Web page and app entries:
-- Opening Marker --
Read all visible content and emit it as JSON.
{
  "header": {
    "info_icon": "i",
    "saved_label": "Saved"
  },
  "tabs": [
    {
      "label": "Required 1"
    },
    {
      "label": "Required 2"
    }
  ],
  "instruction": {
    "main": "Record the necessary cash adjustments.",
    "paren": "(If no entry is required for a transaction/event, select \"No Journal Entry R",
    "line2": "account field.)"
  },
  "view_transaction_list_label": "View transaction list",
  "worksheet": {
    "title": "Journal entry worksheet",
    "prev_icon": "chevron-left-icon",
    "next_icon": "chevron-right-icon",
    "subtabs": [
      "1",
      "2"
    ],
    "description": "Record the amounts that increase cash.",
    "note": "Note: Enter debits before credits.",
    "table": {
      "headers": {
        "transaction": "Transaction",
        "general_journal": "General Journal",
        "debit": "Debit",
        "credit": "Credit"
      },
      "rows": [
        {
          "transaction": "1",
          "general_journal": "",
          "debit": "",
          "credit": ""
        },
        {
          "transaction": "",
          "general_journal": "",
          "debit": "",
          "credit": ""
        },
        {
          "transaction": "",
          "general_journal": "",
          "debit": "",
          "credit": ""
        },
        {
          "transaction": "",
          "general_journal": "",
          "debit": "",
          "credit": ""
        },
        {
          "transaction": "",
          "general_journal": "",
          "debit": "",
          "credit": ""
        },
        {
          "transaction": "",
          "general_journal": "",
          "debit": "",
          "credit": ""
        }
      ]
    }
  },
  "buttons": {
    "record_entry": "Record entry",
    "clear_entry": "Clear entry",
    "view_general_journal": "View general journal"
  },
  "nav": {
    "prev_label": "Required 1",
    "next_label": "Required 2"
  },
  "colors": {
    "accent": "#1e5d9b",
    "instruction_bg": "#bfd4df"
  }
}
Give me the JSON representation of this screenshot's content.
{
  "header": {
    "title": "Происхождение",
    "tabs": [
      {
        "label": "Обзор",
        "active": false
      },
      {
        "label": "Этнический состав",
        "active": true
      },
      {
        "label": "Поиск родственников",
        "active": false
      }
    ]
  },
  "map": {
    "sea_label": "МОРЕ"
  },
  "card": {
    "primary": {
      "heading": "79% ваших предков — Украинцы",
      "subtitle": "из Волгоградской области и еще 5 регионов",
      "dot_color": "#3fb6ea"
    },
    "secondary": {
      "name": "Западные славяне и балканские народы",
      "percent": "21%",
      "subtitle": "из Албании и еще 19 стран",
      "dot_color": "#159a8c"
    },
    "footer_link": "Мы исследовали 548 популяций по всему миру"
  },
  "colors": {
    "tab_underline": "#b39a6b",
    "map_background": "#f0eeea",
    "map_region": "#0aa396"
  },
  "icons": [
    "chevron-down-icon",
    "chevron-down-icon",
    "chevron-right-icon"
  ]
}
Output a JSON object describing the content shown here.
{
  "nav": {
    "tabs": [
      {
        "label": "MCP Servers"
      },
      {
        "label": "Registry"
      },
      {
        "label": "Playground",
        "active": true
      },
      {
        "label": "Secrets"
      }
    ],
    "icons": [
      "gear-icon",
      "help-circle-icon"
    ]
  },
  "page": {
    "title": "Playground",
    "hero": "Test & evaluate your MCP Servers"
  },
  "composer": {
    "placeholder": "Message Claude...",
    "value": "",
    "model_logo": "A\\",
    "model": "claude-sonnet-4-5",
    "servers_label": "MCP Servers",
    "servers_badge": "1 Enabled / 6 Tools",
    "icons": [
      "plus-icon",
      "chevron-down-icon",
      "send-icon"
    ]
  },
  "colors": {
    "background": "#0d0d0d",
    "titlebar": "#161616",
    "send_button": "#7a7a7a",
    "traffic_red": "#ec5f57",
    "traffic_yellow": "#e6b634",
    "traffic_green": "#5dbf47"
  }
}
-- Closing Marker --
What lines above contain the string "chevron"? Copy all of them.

    "prev_icon": "chevron-left-icon",
    "next_icon": "chevron-right-icon",
    "chevron-down-icon",
    "chevron-down-icon",
    "chevron-right-icon"
      "chevron-down-icon",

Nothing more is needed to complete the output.